Wahoo, scientifically known as Acanthocybium solandri, is a remarkable fish species inhabiting the warm waters of the world’s oceans. Known for its incredible speed, sleek appearance, and delicious taste, wahoo is a fascinating creature that has earned its place among the ocean’s top predators.
Wahoo is instantly recognizable by its long, slender body, pointed snout, and iridescent blue-green coloration. They are built for speed, featuring a streamlined shape that allows them to cut through the water with remarkable agility. Their name “wahoo” is derived from the exclamation often heard when anglers encounter these fish, as they are known for their explosive strikes and rapid runs.
Wahoo can grow to impressive sizes, with some individuals reaching lengths of over 8 feet (2.5 meters) and weighing more than 180 pounds (82 kilograms). Their formidable size and speed make them a popular target for sports fishermen worldwide. These predators are typically found in tropical and subtropical waters, preferring temperatures between 70°F to 84°F (21°C to 29°C). They are known to roam both nearshore and offshore waters, often lurking near reefs, drop-offs, and other underwater structures where smaller fish gather.
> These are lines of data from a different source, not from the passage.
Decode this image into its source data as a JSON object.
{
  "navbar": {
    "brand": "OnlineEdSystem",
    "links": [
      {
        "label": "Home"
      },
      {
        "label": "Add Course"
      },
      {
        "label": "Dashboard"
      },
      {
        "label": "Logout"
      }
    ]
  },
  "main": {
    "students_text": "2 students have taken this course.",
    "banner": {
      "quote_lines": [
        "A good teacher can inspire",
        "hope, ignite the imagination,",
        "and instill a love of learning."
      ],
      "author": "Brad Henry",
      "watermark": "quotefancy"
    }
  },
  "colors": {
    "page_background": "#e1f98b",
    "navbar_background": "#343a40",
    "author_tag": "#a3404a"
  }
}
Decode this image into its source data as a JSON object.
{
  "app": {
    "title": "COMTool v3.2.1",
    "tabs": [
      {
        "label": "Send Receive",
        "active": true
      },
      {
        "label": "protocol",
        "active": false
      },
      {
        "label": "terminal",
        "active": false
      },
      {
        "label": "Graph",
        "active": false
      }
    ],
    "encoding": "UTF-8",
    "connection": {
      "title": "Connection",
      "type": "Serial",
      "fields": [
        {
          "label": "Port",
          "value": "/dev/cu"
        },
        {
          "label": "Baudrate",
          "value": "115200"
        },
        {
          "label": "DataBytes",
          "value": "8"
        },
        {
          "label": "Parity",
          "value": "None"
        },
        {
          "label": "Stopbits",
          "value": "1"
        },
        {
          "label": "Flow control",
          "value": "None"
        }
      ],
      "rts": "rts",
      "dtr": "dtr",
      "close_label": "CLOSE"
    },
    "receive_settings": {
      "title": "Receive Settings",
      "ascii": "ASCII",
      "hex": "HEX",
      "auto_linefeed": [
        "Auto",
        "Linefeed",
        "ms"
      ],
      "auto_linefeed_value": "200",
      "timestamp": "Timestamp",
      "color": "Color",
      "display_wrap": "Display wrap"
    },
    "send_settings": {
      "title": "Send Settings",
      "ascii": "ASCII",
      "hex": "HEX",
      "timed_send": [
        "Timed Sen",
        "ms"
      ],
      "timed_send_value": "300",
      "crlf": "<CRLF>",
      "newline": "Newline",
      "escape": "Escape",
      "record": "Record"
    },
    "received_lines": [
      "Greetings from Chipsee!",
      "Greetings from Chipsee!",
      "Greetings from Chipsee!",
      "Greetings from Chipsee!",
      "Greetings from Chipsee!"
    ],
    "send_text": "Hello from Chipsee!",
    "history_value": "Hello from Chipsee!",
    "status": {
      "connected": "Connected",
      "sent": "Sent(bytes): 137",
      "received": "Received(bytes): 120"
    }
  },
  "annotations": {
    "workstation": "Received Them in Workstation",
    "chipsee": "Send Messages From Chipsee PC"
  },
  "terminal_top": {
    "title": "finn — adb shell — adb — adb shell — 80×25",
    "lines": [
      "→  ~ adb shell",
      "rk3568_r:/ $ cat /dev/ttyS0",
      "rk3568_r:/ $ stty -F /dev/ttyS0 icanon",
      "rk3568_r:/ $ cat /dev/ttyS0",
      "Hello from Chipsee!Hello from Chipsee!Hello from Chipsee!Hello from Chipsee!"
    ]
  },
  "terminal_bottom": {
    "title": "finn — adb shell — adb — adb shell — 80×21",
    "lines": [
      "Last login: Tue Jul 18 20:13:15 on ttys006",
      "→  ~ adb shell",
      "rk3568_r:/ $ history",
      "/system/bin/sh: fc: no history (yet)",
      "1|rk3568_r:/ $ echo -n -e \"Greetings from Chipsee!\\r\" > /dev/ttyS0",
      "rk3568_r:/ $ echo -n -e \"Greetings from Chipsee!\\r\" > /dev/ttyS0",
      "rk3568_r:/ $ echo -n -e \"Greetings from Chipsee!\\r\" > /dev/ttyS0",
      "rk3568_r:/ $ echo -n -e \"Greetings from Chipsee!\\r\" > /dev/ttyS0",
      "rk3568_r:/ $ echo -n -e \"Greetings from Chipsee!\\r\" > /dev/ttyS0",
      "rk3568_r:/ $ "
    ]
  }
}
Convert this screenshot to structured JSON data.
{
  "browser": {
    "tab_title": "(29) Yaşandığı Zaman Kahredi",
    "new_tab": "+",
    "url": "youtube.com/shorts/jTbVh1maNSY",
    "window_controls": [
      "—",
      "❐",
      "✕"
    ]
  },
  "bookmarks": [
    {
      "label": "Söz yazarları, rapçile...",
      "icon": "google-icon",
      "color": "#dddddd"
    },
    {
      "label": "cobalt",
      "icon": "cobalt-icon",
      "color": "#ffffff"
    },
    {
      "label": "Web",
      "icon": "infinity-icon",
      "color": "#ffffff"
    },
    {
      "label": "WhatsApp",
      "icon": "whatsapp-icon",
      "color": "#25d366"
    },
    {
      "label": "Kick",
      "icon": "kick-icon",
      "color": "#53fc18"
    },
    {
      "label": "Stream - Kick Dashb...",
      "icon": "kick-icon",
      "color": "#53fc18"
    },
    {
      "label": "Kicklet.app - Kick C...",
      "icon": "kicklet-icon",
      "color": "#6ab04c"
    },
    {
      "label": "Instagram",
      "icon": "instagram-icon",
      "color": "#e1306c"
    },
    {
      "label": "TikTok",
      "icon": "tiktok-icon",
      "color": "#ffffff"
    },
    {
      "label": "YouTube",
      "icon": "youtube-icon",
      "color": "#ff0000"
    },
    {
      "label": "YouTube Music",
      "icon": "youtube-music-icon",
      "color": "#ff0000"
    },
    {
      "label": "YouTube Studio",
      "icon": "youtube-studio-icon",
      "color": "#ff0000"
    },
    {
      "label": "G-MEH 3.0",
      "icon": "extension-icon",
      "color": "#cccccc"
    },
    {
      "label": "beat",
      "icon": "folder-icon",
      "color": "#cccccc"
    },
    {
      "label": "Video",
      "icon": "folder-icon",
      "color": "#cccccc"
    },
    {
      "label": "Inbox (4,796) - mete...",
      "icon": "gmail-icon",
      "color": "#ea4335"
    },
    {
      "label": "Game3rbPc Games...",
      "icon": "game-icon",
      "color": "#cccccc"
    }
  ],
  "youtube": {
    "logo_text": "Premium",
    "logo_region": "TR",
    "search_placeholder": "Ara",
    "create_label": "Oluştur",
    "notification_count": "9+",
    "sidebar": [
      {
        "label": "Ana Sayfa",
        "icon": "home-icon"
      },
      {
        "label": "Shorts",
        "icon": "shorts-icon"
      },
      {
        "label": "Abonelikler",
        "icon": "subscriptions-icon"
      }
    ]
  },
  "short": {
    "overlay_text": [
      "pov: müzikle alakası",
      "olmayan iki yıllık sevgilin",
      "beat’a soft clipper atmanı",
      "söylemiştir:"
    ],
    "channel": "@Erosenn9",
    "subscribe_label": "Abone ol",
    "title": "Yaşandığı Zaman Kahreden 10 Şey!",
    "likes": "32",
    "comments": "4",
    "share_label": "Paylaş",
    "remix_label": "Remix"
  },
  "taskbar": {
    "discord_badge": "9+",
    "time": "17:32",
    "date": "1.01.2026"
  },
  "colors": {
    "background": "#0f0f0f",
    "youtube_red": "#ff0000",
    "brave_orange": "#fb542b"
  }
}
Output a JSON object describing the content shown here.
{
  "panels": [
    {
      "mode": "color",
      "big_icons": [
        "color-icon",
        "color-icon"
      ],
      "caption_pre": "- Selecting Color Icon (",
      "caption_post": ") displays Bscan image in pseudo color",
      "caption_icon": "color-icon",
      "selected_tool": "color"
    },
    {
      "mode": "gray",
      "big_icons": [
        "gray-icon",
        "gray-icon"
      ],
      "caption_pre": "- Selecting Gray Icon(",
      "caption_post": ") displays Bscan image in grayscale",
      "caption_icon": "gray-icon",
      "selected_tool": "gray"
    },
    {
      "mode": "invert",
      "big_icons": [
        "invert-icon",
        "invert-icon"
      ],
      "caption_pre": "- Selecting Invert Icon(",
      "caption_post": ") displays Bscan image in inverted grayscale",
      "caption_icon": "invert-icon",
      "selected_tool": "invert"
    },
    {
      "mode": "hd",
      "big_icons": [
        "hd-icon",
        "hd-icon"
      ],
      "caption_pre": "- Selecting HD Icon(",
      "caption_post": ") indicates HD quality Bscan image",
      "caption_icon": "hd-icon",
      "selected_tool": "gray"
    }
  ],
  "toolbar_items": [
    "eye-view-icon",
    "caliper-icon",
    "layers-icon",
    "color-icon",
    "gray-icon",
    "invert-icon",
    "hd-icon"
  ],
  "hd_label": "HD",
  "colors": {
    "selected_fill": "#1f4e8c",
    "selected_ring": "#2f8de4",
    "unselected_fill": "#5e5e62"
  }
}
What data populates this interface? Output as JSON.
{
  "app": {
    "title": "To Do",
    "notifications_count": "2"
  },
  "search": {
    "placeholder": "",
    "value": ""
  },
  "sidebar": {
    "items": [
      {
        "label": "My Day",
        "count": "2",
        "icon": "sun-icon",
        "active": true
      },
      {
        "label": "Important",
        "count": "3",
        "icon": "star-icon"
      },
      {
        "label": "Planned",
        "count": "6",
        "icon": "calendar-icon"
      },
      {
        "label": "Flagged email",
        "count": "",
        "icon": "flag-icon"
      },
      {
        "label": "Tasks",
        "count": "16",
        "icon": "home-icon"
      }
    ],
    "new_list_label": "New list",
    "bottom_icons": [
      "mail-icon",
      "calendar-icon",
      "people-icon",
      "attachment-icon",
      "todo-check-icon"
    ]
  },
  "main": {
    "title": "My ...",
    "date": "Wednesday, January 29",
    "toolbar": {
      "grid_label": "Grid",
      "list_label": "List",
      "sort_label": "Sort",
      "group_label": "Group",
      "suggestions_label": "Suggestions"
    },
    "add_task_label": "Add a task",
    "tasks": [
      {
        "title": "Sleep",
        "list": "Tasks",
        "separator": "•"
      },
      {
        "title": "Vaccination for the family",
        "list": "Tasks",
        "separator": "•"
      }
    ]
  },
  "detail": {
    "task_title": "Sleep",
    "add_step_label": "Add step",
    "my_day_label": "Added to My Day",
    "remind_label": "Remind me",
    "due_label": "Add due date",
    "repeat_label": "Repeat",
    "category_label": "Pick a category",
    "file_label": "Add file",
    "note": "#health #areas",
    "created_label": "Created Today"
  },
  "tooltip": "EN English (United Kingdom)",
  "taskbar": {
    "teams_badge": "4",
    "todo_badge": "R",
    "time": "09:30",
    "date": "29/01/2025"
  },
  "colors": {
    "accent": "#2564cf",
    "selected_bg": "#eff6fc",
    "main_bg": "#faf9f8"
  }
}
Wahoo populations are generally considered healthy and abundant. However, like many marine species, they face threats from overfishing and habitat degradation. Sustainable fishing practices and responsible management are essential to ensure the long-term viability of wahoo populations.
How to catch Wahoo
Equipment and Gear:
Choose a heavy-duty trolling rod and reel combo. The reel should have a high line capacity and a strong drag system to handle the speed and power of wahoo. Use a heavy monofilament or braided line (50-80 lb test) to handle the strain of a wahoo’s fast runs. And make sure to use strong and sharp hooks, preferably with single hooks rather than treble hooks. A hook size in the range of 8/0 to 10/0 should work well.
Lures and Bait:
Wahoo are known for their aggressive nature, so fast-moving lures and baits are essential. Common choices include high-speed trolling lures like jet heads, diving plugs, and skirts in bright colors. Attach a steel or heavy fluorocarbon leader (80-150 lb test) to prevent wahoo from biting through your line.
Wahoo are often found in warm waters, typically in tropical and subtropical regions, near underwater structures like reefs, ledges, and drop-offs. They are also known to hang around floating debris or patches of sargassum seaweed, which attract smaller fish, their primary prey.
Wahoo are more active during low light periods such as early morning and late afternoon. However, they can be caught throughout the day.
Trolling is one of the most effective methods for catching wahoo. Use high-speed trolling lures or rigged baits that imitate flying fish, squid, or smaller fish. Wahoo are known for their fast strikes, so maintain a trolling speed of 6 to 12 knots. Chumming with chunks of baitfish can attract wahoo to your area. This can be particularly effective when fishing from a stationary position, like a boat anchored over a structure.
When you get a strike, let the wahoo take some line initially to avoid pulling the hook out of its mouth. Once the fish settles into its run, engage the reel and start reeling. Be prepared for fast and powerful runs, as wahoo are known for their speed and agility. Wahoo have sharp teeth and strong jaws. Use caution when handling them, and consider using a de-hooking tool or gloves to protect yourself.